A best practice approach to academic restructure and corporate services transformation at a research-intensive university (Part 2)

This article concludes a two-part series co-authored by Mike Shore-Nye, Senior Vice-President and Registrar & Secretary at the University of Exeter, with Ariel Rainbow, Consulting Services Manager at NousCubane.

The first part of our case study described how the University of Exeter had experienced a period significant growth, but without its organisational structures and administrative functions advancing at the same pace. This necessitated transformation into a more efficient and resilient organisation aligned to an ambitious new strategy. The approach Exeter took to restructuring, by engaging meaningfully and building consensus across the university’s staff community to decide on the solution together, enabled rapid transition to a new operating model.

In this concluding part of the case study, Exeter’s Senior Vice-President and Registrar & Secretary – and co-lead of the transformation – Mike Shore-Nye, talks us through the benefits of using ‘common language’ peer input and transparent data to give Exeter’s restructure both internal credibility and resilience against future challenges.

Combining Open Engagement with Evidence

Access to robust data on how services were resourced by local teams was critical to sustaining the collaborative ethos at Exeter throughout the transformation. These data insights supported transparent engagement with all stakeholders on the need for change, and in what areas the change might be prioritised.

A common challenge during transformations of this sort is in the ability to make the case for the target operating models being considered for different support service functions. Comparisons to other institutions are often made with only a superficial understanding of their models and how they are resourced. Difference in terminology, scope of included services and ways of assessing resourcing, lead to poorly informed choices and low confidence in the conclusions.

Being part of a collaborative multi-university programme with universities in the UK, Australia, New Zealand and Canada, the UniForum programme, gave Exeter access to a unique set of cost efficiency and service effectiveness data that enabled Mike and his team to give their stakeholders confidence in the choices that needed to be made. And just as importantly it is enabling the university to more quickly identify solutions to key challenges – for example learning from the University of Auckland around how to implement effective shared services capability.

Reflecting on the impact that this had, Mike said, “the collaborative UniForum programme enabled us to move rapidly through the organisation redesign and confidently redeploy resources to support the new strategy. The common language and data captured across the UniForum membership to describe service models and how they are resourced helped us to identify significant efficiencies in the process of creating new faculties and departments that are well aligned to our new strategy.”

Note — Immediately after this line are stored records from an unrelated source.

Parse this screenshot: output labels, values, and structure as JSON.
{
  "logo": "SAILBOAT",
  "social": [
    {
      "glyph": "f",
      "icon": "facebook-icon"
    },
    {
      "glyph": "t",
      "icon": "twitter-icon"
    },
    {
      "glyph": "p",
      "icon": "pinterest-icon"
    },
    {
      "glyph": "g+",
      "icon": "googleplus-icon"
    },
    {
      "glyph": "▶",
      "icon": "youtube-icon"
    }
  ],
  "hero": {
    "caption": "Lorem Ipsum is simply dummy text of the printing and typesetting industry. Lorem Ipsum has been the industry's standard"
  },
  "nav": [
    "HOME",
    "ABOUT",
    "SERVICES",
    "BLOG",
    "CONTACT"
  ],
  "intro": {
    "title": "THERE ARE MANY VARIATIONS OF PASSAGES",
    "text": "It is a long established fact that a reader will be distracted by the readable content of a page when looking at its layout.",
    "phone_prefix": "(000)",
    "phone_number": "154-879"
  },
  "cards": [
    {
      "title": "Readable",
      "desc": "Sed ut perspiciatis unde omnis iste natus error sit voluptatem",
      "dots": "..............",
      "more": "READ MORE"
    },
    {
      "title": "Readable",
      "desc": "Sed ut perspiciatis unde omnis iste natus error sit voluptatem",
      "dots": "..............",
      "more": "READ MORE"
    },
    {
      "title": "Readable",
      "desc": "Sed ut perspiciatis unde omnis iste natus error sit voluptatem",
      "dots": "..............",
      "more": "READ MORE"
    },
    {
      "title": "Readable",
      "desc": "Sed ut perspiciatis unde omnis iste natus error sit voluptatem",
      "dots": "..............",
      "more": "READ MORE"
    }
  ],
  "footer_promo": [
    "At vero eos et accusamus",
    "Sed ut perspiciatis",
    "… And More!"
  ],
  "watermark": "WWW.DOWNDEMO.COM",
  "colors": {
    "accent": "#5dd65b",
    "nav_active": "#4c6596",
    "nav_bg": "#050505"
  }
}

The savings from these efficiencies have been key to the investment needed to support the transformation of services. This speaks to a consistent and powerful finding from the UniForum programme globally, which is that an institution can only achieve lasting savings to reinvest in the academic mission by making fundamental changes to its service delivery model; growth alone is not the answer. You can read more about this in an earlier Insights article.

A major concern for academic staff with the introduction of a new support services model was whether the changes would result in more administrative workload being placed on them. Again, in the interests of full transparency, Exeter provided all staff with the ability to provide effectiveness assessments of the professional services that were critical to them in their roles after the changes were made. As part of the effectiveness assessment, they also provided structured feedback on their user experience when using these services.

These inputs established a baseline for the new service structure and understanding of how well services were performing on the services attributes that matter most to academics and other service users. Continued use of the Services Effectiveness Assessment following the transformation will enable Exeter to transparently measure the impact of changes being made and the extent to which the service improvement focus is delivering improved user experience on the service attributes that matter most to them. It has also provided an independent assessment of how well the changes are being accepted by the different academic and professional staff cohorts.

Finally, Mike states, “our ability to bring learnings from other universities in a transparent and credible way was essential for ensuring individual staff wouldn’t be overwhelmed by the scale of change and it supported the narrative that restructuring was necessary to lead Exeter into a more secure and competitive global position. For us, this was made possible through our membership in the collaborative UniForum programme.”

An Organisational Structure Fit for the Future

The simpler academic structure now in place at Exeter brings a clearer alignment to the University’s goals while improving interdisciplinary opportunities for colleagues and students. Now, fewer departments are ‘supercharged’, they are larger, more empowered, with clearer accountability and more autonomy to deliver their plans. Exeter is quickly making strides towards a more successful professional services organisation that is more in sync with the overall strategy and simplified, has enhanced resilience against future challenges, and is more closely aligned to academic units. Exeter’s overall structure is now more visible, local, and person-centred so that its professional services and academic teams walk the same journey and feel empowered.

If you would like to discuss this case study in more detail or learn more about our global benchmarking membership and service effectiveness solutions, please contact us.